Description: Rachel, Kelley, and Bill discuss the passage of the 1947 Taft-Hartley Act and its effects against US labor unions, as well as the potential role of white-collar workers in organized labor’s future.
Description: In 1934, an army of the unemployed rallied to the defense of a new labor union in one of the hardest-hit cities of the Great Depression, facing down the Ohio National Guard. Bill and Rachel discuss.
Description: William B. Wilson, the first U.S. Secretary of Labor, began union organizing at age 12. He went on to serve in Congress before leading the department he helped create to aid the interests of workers. Bill and Rachel discuss.
Description: In 1902 and 1919, US coal miners undertook huge strikes and both times they won. In one case, the intervention of a US President sealed the win. But what happened in the other? Bill and Rachel discuss.
Description: In 1937, Chicago Police, acting on behalf of the “Little Steel” industrialists who wanted to end the New Deal, fired unprovoked into a crowd of peaceful strikers and their families. Then came a PR spin fight. Bill and Rachel discuss.

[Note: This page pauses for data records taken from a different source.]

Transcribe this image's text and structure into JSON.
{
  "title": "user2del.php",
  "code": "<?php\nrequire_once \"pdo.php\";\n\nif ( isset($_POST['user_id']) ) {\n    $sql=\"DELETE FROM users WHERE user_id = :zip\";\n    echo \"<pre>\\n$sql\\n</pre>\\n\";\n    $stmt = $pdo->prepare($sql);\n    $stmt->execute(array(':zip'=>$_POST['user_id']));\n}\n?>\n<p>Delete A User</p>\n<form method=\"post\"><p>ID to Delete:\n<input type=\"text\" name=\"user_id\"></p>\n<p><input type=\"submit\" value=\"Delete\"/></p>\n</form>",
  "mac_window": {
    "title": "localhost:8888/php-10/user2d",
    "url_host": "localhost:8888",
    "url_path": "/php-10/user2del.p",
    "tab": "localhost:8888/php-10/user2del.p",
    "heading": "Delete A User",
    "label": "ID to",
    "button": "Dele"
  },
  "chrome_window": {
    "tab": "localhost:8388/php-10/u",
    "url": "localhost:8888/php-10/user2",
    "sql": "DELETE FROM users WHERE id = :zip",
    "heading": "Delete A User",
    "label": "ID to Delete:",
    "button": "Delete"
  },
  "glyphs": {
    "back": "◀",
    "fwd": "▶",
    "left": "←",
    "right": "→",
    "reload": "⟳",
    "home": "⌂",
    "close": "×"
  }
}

Description: In September 1919, a poorly-planned strike by the newly formed union representing Boston Police collapsed immediately and ended organizing of police for decades. But did they belong in the labor movement at all?